Young children have a special preference for silliness! Experts believe that silliness has important developmental benefits for building social skills, cognitive thinking and creativity.  Laughter creates a bond between people.  Stretching the imagination, thinking outside the box, and learning to look at a situation from different angles are other long-term benefits of developing a sense of humor.  Dr. Seuss is the best example of taking silly words and creating meaning with his message!

Try this: Reading Dr. Seuss books, Singing silly songs while in the car, play rhyming game using names

Resource for families:

     Article: Encouraging Your Child's Sense of Humor 

     Book: Pre-School Parenting Secrets: Talking with the Sky by Brian Caswell


Theatrical Thursday: Think, problem solve, create

Children develop creativity, social skills and fine motor skills with open-ended art projects where they can make choices, use their imaginations, and create with their hands. On Theatrical Thursday celebrate the joy and learning children experience when engaged in creative thinking and art making. Use any materials - from your imaginations to crayons to paint, clay to crafts!

Try this: Take art projects outside!  Offer light and dark paper! Act out scenarios. Create fantastical tales with words randomly chosen by the children and then make a picture book of the story!

Resource for families:

     Article: How Dramatic Play Can Enhance Learning

     Article: Meaningful Art Projects Parents Can Fit Into a Busy Day


Family Friday:

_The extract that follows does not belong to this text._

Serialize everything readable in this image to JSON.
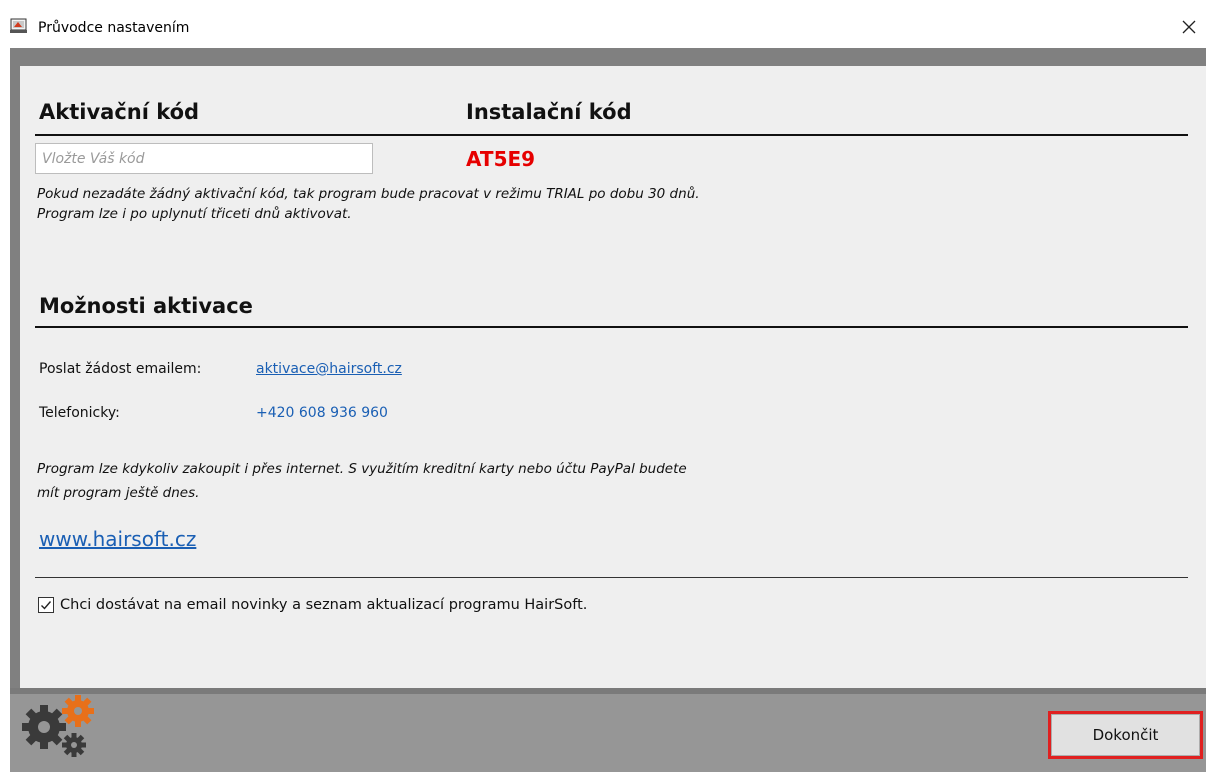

Engaging and celebrating families is at the heart of supporting our youngest learners. We would like to invite parents to come celebrate a special Tot Shabbat dedicated to family!  Stay after Tot Shabbat and have lunch with your child. 

We would love to end the week with a special Kabbalat K’tan with Ms. Lisa Silver at 6:00 in the sanctuary.  Afterwards, meet us on the playscape for a night at the movies under the stars! 

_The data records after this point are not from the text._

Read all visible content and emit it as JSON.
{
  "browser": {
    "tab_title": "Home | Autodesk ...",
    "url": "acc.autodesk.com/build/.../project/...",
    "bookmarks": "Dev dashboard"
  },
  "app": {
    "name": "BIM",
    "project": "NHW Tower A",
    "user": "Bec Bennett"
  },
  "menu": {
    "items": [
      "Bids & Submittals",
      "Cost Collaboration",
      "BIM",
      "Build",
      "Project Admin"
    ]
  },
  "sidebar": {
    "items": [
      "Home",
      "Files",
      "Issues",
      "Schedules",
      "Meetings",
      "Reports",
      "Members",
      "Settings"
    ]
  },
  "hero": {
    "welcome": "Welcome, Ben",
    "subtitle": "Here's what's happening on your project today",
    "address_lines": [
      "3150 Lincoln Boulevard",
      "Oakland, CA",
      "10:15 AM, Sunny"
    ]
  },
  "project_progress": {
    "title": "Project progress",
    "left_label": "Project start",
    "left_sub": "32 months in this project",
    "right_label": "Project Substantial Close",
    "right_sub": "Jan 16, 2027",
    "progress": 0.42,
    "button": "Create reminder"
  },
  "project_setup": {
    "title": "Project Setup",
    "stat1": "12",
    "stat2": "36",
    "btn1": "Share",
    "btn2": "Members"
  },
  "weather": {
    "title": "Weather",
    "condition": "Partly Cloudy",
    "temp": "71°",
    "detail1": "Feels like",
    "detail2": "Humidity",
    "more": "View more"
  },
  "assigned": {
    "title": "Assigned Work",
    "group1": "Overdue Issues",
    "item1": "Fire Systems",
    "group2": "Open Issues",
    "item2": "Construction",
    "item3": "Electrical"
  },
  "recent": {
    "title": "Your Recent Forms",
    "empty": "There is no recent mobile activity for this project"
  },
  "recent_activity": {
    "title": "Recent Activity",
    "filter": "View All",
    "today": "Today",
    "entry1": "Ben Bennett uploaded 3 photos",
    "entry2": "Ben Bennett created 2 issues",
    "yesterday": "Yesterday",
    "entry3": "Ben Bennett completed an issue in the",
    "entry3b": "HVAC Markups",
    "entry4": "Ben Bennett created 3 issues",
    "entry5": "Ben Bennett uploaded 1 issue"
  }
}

Try this: Over the weekend, head to the library and check out some books! Make a Cozy Corner at home! Have an indoor picnic!

Resource for families:

     Article: Books Plus Time Equals Happiness